**AVAILABLE RECORDS**
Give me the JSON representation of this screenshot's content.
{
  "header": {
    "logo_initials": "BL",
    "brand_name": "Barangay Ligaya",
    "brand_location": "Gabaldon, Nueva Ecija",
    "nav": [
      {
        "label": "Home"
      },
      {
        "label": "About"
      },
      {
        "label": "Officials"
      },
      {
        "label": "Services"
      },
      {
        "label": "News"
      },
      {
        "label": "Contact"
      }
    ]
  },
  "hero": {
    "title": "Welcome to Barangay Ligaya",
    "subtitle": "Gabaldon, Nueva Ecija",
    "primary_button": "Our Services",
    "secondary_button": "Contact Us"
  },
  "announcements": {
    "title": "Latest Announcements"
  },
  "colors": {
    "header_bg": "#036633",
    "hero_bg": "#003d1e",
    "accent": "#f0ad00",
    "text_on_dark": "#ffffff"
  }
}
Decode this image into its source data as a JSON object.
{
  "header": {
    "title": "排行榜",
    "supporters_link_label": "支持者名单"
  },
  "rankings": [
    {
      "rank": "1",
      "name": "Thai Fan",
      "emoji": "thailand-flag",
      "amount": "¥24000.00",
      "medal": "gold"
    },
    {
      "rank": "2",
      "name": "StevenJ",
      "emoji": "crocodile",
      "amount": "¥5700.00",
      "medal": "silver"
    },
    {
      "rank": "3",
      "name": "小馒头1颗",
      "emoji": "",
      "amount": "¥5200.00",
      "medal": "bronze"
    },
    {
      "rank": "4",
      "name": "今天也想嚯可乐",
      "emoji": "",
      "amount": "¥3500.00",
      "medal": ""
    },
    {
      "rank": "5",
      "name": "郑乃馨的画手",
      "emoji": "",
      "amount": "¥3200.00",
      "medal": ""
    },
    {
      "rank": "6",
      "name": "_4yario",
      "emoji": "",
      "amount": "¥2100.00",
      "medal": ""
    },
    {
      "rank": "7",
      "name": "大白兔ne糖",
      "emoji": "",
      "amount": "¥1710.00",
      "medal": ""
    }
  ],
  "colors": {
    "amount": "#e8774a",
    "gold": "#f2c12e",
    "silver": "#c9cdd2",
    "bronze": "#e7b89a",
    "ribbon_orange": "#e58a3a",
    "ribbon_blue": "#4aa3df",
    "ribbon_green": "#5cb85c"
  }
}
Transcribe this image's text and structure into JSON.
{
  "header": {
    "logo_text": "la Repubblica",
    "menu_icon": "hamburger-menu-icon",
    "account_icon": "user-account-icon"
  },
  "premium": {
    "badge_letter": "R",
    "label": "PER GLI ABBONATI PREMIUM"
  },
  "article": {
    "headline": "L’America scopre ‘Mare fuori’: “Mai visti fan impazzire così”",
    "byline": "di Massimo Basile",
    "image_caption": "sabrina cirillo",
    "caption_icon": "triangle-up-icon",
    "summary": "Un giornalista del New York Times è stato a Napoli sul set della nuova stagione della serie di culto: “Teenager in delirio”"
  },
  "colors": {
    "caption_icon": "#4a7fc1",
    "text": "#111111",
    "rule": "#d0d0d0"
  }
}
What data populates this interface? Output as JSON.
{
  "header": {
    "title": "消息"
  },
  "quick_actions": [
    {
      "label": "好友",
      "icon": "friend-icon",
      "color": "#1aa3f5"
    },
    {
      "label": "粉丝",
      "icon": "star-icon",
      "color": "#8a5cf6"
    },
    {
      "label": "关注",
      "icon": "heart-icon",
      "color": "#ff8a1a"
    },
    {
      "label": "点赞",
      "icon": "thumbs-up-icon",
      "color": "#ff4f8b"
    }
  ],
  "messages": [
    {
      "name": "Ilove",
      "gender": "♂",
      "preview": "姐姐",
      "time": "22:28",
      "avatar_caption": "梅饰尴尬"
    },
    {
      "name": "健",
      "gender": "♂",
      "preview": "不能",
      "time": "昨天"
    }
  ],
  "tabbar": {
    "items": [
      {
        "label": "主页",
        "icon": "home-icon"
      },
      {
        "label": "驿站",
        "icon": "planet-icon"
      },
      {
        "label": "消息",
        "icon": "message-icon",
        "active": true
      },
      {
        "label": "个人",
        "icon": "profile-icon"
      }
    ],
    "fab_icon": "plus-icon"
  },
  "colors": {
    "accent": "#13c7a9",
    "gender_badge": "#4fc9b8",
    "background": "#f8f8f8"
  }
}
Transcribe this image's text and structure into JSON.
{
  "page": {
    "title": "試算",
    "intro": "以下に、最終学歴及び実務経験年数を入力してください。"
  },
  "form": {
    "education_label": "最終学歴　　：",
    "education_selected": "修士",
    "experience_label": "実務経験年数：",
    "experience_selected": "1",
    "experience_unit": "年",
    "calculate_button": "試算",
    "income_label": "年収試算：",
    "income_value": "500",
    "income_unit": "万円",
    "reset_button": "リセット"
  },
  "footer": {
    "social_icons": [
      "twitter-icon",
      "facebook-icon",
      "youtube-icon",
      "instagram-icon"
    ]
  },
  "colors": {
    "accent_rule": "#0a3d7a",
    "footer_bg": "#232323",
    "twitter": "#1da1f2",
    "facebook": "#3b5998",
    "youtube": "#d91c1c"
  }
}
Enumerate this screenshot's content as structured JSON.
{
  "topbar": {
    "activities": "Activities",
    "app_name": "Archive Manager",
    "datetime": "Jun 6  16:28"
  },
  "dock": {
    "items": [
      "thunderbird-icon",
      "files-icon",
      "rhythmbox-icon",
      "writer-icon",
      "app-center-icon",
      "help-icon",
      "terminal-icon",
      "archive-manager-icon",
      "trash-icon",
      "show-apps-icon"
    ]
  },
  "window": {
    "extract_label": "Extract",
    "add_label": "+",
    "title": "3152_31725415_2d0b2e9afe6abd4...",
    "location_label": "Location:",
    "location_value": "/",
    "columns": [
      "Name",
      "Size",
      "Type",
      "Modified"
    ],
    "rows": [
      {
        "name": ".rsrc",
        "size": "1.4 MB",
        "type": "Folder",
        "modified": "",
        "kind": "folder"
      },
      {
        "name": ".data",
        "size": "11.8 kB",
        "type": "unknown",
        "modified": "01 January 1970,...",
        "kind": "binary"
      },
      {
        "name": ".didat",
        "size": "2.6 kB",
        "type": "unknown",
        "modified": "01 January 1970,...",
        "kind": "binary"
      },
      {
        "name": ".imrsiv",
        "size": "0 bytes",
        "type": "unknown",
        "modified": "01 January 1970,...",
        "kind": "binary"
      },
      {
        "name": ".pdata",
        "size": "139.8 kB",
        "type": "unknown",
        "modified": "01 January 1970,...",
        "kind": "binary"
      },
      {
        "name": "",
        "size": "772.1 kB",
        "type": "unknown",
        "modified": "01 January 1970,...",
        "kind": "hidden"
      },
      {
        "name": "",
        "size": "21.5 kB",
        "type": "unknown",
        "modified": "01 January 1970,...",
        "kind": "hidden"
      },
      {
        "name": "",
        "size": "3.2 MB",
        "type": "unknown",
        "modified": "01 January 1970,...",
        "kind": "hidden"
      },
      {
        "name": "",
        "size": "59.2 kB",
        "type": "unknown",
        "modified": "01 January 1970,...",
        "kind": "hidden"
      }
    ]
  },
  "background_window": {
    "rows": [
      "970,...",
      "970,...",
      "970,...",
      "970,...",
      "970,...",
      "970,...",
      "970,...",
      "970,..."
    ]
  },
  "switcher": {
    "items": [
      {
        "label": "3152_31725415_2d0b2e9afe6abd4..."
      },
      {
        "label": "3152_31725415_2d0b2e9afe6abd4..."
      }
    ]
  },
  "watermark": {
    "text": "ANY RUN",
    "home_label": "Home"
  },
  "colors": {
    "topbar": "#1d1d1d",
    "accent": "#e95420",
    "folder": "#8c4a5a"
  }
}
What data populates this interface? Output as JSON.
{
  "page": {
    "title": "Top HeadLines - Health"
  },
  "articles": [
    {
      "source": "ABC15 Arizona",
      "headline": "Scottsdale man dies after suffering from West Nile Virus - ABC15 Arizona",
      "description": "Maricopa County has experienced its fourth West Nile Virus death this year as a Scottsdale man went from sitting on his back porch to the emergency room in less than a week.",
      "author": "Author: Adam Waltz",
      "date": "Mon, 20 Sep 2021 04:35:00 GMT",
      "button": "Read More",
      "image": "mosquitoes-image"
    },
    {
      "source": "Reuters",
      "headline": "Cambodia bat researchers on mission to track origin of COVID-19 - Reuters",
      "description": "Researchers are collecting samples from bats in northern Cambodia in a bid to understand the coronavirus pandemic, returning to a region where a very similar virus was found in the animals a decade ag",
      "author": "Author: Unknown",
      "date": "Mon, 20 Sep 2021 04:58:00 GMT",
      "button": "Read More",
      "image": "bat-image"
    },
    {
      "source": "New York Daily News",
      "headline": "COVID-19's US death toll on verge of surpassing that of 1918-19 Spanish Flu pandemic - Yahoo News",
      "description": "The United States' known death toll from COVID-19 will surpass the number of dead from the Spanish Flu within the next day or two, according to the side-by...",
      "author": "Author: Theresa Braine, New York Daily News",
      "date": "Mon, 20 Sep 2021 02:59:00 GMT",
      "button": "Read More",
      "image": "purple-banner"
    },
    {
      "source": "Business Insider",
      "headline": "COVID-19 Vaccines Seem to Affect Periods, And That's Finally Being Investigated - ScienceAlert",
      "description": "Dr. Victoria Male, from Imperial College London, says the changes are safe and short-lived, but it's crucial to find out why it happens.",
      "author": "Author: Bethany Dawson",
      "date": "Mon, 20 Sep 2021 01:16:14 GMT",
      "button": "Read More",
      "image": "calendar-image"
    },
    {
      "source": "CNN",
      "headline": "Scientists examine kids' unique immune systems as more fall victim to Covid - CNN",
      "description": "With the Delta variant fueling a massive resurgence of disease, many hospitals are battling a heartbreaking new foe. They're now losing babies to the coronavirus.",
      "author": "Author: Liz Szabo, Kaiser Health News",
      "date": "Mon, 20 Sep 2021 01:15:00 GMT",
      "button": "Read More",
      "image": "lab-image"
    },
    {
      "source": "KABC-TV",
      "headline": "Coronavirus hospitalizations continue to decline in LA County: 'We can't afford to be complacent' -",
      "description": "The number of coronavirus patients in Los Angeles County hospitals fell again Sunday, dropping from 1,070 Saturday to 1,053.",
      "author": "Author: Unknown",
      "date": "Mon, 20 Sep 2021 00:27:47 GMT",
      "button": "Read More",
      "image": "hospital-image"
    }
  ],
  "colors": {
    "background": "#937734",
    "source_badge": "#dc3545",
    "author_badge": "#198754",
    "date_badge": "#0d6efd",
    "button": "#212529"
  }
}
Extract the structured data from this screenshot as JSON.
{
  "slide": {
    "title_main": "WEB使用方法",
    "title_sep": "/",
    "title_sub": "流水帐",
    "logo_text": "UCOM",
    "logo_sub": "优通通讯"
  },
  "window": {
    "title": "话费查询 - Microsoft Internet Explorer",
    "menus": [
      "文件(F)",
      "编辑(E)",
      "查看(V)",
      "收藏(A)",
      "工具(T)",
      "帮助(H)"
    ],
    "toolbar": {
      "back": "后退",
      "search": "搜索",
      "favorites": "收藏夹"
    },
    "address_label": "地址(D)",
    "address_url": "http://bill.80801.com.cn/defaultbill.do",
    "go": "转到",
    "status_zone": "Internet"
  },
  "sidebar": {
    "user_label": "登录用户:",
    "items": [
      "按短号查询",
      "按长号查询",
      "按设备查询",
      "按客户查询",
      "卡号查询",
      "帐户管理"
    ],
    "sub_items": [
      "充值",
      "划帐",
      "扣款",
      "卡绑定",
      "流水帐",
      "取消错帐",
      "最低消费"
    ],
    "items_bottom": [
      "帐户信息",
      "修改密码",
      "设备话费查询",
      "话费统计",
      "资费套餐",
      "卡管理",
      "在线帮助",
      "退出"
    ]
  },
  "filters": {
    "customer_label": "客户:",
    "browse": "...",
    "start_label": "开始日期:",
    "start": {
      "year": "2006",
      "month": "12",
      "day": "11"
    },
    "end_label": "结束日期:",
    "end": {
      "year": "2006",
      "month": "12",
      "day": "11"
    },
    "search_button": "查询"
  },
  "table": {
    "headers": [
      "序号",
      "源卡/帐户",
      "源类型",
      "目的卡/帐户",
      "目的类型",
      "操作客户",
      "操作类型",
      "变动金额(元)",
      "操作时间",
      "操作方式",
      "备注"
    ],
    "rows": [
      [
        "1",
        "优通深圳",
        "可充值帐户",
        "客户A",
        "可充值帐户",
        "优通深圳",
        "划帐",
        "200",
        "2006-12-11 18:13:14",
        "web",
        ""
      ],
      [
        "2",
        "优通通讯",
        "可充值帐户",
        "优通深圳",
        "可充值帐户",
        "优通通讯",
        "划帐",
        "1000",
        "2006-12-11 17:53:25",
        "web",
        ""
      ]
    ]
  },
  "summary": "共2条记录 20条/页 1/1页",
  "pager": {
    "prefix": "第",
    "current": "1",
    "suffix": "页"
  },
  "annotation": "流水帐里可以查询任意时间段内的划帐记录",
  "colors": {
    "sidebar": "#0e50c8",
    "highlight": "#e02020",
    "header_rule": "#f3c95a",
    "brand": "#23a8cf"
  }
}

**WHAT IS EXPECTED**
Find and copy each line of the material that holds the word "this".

**TASK OUTPUT**
Give me the JSON representation of this screenshot's content.
Decode this image into its source data as a JSON object.
Transcribe this image's text and structure into JSON.
What data populates this interface? Output as JSON.
Transcribe this image's text and structure into JSON.
Enumerate this screenshot's content as structured JSON.
What data populates this interface? Output as JSON.
      "description": "Maricopa County has experienced its fourth West Nile Virus death this year as a Scottsdale man went from sitting on his back porch to the emergency room in less than a week.",
Extract the structured data from this screenshot as JSON.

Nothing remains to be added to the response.